Arts and Crafts

The Arts and Crafts movement has its roots in the late nineteenth century and remained popular until around the year 1910. It was certainly halted in its track like many artistic movements by the time of the First World War. The movement has its origins in England which was, at that time, regarded as the most industrialized nation on earth. Leaders of the movement like William Morris favored a return to and re-emphasis on handicrafts and the superior craftsmanship of the artisan as opposed to more industrialized modes of production.

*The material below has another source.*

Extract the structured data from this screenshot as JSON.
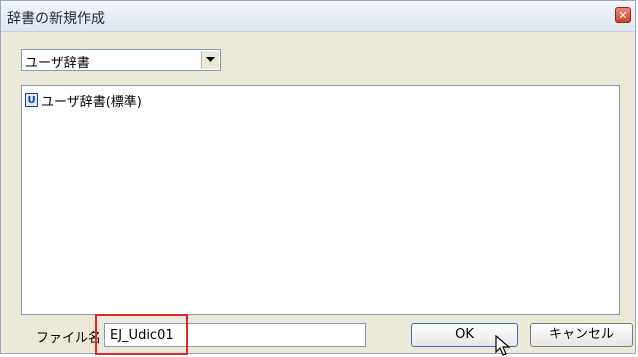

Morris was interested in the writings of John Ruskin and developed his aesthetic principles based on tenets of nature and simplicity. Morris also believed that the industrial process alienated the designer from the labor force that produced the finished pieces. In many ways, he strove to support the work of the artisan and laborer which were often in conflict with the mechanization of industrial processes. In his opinion, arts and crafts could be combined as all were art that could be showcased in the home.

The movement was particularly popular in both England and America and influenced various forms of design from architecture to pottery to wallpaper to jewelry. Moreover, many examples of Arts and Crafts handicrafts embody a definitive functionality. The artisan’s emphasis was on the item’s function, simple decoration, and also quality. Underpinning the movement was the sense that the work of the handcrafter was superior to the work of the machine.

While Morris achieved great notoriety in England, Gustav Stickley became associated with the American Arts and Crafts movement because of his furniture and also the magazine he published in 1901 called The Craftsman. Like Morris, he espoused ideas of simplicity, functionality, and also encouraged the use of local materials. In America, the Arts and Crafts style home like the bungalow style became immensely popular during the early part of the twentieth century. Ideals such as high-quality craftsmanship, simplicity, and affordability were hallmarks of the movement in both countries and appealed very strongly to the middle classes.

Many designers and artisans were associated with the Arts and Crafts movement. Aside from Morris and Stickley, other primary figures attached to the movement include Louis Comfort Tiffany, Charles Robert Ashbee, Charles Rennie Mackintosh, Frank Lloyd Wright, and Dard Hunter. Today, many Arts and Crafts period items are highly collectible and still valued for their excellent workmanship. Many items like furniture, tiles, jewelry, metalwork, and pottery are also collected by museums and galleries for their exceptional quality.